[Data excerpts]

# # # #

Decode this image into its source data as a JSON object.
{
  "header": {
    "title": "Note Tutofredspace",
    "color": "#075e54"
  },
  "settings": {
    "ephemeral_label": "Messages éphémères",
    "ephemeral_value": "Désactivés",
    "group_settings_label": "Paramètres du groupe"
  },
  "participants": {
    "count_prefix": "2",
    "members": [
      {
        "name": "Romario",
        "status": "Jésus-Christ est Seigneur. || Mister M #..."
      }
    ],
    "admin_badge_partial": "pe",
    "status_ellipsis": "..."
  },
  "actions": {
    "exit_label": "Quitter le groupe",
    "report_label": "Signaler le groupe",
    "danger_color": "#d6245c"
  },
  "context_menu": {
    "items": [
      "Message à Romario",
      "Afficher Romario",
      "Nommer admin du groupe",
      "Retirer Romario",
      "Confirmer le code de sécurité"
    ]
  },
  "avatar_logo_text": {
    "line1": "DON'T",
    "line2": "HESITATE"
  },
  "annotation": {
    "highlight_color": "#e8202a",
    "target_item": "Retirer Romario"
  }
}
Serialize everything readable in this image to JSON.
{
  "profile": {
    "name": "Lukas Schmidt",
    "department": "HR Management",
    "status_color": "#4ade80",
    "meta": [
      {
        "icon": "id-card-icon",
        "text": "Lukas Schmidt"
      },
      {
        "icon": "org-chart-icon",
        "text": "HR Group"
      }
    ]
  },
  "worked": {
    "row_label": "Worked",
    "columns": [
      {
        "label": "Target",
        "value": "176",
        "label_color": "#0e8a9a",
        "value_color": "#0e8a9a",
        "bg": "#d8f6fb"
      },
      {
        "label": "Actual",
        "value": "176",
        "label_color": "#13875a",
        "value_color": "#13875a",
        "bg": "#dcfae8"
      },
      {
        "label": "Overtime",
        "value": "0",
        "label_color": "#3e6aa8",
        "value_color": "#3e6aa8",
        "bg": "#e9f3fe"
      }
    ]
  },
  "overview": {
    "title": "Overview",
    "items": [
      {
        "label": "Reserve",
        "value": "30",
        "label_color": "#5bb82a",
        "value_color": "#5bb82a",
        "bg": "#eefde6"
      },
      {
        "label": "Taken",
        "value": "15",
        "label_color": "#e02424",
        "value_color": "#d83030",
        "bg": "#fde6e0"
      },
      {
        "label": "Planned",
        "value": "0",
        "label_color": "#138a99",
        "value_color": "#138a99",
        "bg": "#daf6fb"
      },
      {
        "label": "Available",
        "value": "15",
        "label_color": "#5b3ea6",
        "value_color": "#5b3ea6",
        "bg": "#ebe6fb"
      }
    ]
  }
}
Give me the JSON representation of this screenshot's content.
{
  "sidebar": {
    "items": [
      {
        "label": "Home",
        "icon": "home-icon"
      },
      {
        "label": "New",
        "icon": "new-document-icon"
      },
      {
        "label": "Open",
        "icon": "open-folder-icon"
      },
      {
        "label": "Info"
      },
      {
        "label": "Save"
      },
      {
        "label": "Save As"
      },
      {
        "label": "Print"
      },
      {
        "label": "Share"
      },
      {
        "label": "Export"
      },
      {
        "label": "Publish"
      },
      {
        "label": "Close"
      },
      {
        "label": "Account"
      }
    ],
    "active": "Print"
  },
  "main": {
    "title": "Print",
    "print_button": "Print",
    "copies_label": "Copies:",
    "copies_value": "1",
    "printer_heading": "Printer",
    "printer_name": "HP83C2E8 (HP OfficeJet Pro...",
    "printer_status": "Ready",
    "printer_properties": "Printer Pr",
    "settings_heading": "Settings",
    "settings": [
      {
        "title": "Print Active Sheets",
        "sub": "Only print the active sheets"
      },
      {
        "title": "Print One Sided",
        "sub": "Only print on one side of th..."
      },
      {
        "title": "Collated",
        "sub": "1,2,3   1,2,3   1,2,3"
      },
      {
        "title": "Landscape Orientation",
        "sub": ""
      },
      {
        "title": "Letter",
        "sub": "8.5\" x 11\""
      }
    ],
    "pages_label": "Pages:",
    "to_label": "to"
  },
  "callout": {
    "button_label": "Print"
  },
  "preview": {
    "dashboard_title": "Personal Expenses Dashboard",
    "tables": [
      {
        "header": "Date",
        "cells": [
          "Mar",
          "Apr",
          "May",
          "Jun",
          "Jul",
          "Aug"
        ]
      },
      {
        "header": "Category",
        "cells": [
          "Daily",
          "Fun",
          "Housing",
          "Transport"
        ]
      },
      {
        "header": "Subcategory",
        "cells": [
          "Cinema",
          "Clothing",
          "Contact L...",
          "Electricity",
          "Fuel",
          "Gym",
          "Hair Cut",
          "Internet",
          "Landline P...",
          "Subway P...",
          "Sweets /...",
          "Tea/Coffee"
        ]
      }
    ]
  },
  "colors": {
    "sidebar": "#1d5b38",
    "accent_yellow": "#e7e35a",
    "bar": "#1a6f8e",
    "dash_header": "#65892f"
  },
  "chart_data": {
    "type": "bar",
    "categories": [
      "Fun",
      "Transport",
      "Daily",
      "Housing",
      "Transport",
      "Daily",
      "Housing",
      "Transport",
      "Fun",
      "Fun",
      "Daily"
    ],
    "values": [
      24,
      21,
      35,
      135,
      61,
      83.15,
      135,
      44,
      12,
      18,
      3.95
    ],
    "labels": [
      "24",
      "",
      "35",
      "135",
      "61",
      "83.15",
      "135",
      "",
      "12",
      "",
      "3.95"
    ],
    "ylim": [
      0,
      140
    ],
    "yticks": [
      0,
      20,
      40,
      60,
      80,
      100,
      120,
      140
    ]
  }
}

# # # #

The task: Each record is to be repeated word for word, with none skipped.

Answer box:
Decode this image into its source data as a JSON object.
{
  "header": {
    "title": "Note Tutofredspace",
    "color": "#075e54"
  },
  "settings": {
    "ephemeral_label": "Messages éphémères",
    "ephemeral_value": "Désactivés",
    "group_settings_label": "Paramètres du groupe"
  },
  "participants": {
    "count_prefix": "2",
    "members": [
      {
        "name": "Romario",
        "status": "Jésus-Christ est Seigneur. || Mister M #..."
      }
    ],
    "admin_badge_partial": "pe",
    "status_ellipsis": "..."
  },
  "actions": {
    "exit_label": "Quitter le groupe",
    "report_label": "Signaler le groupe",
    "danger_color": "#d6245c"
  },
  "context_menu": {
    "items": [
      "Message à Romario",
      "Afficher Romario",
      "Nommer admin du groupe",
      "Retirer Romario",
      "Confirmer le code de sécurité"
    ]
  },
  "avatar_logo_text": {
    "line1": "DON'T",
    "line2": "HESITATE"
  },
  "annotation": {
    "highlight_color": "#e8202a",
    "target_item": "Retirer Romario"
  }
}
Serialize everything readable in this image to JSON.
{
  "profile": {
    "name": "Lukas Schmidt",
    "department": "HR Management",
    "status_color": "#4ade80",
    "meta": [
      {
        "icon": "id-card-icon",
        "text": "Lukas Schmidt"
      },
      {
        "icon": "org-chart-icon",
        "text": "HR Group"
      }
    ]
  },
  "worked": {
    "row_label": "Worked",
    "columns": [
      {
        "label": "Target",
        "value": "176",
        "label_color": "#0e8a9a",
        "value_color": "#0e8a9a",
        "bg": "#d8f6fb"
      },
      {
        "label": "Actual",
        "value": "176",
        "label_color": "#13875a",
        "value_color": "#13875a",
        "bg": "#dcfae8"
      },
      {
        "label": "Overtime",
        "value": "0",
        "label_color": "#3e6aa8",
        "value_color": "#3e6aa8",
        "bg": "#e9f3fe"
      }
    ]
  },
  "overview": {
    "title": "Overview",
    "items": [
      {
        "label": "Reserve",
        "value": "30",
        "label_color": "#5bb82a",
        "value_color": "#5bb82a",
        "bg": "#eefde6"
      },
      {
        "label": "Taken",
        "value": "15",
        "label_color": "#e02424",
        "value_color": "#d83030",
        "bg": "#fde6e0"
      },
      {
        "label": "Planned",
        "value": "0",
        "label_color": "#138a99",
        "value_color": "#138a99",
        "bg": "#daf6fb"
      },
      {
        "label": "Available",
        "value": "15",
        "label_color": "#5b3ea6",
        "value_color": "#5b3ea6",
        "bg": "#ebe6fb"
      }
    ]
  }
}
Give me the JSON representation of this screenshot's content.
{
  "sidebar": {
    "items": [
      {
        "label": "Home",
        "icon": "home-icon"
      },
      {
        "label": "New",
        "icon": "new-document-icon"
      },
      {
        "label": "Open",
        "icon": "open-folder-icon"
      },
      {
        "label": "Info"
      },
      {
        "label": "Save"
      },
      {
        "label": "Save As"
      },
      {
        "label": "Print"
      },
      {
        "label": "Share"
      },
      {
        "label": "Export"
      },
      {
        "label": "Publish"
      },
      {
        "label": "Close"
      },
      {
        "label": "Account"
      }
    ],
    "active": "Print"
  },
  "main": {
    "title": "Print",
    "print_button": "Print",
    "copies_label": "Copies:",
    "copies_value": "1",
    "printer_heading": "Printer",
    "printer_name": "HP83C2E8 (HP OfficeJet Pro...",
    "printer_status": "Ready",
    "printer_properties": "Printer Pr",
    "settings_heading": "Settings",
    "settings": [
      {
        "title": "Print Active Sheets",
        "sub": "Only print the active sheets"
      },
      {
        "title": "Print One Sided",
        "sub": "Only print on one side of th..."
      },
      {
        "title": "Collated",
        "sub": "1,2,3   1,2,3   1,2,3"
      },
      {
        "title": "Landscape Orientation",
        "sub": ""
      },
      {
        "title": "Letter",
        "sub": "8.5\" x 11\""
      }
    ],
    "pages_label": "Pages:",
    "to_label": "to"
  },
  "callout": {
    "button_label": "Print"
  },
  "preview": {
    "dashboard_title": "Personal Expenses Dashboard",
    "tables": [
      {
        "header": "Date",
        "cells": [
          "Mar",
          "Apr",
          "May",
          "Jun",
          "Jul",
          "Aug"
        ]
      },
      {
        "header": "Category",
        "cells": [
          "Daily",
          "Fun",
          "Housing",
          "Transport"
        ]
      },
      {
        "header": "Subcategory",
        "cells": [
          "Cinema",
          "Clothing",
          "Contact L...",
          "Electricity",
          "Fuel",
          "Gym",
          "Hair Cut",
          "Internet",
          "Landline P...",
          "Subway P...",
          "Sweets /...",
          "Tea/Coffee"
        ]
      }
    ]
  },
  "colors": {
    "sidebar": "#1d5b38",
    "accent_yellow": "#e7e35a",
    "bar": "#1a6f8e",
    "dash_header": "#65892f"
  },
  "chart_data": {
    "type": "bar",
    "categories": [
      "Fun",
      "Transport",
      "Daily",
      "Housing",
      "Transport",
      "Daily",
      "Housing",
      "Transport",
      "Fun",
      "Fun",
      "Daily"
    ],
    "values": [
      24,
      21,
      35,
      135,
      61,
      83.15,
      135,
      44,
      12,
      18,
      3.95
    ],
    "labels": [
      "24",
      "",
      "35",
      "135",
      "61",
      "83.15",
      "135",
      "",
      "12",
      "",
      "3.95"
    ],
    "ylim": [
      0,
      140
    ],
    "yticks": [
      0,
      20,
      40,
      60,
      80,
      100,
      120,
      140
    ]
  }
}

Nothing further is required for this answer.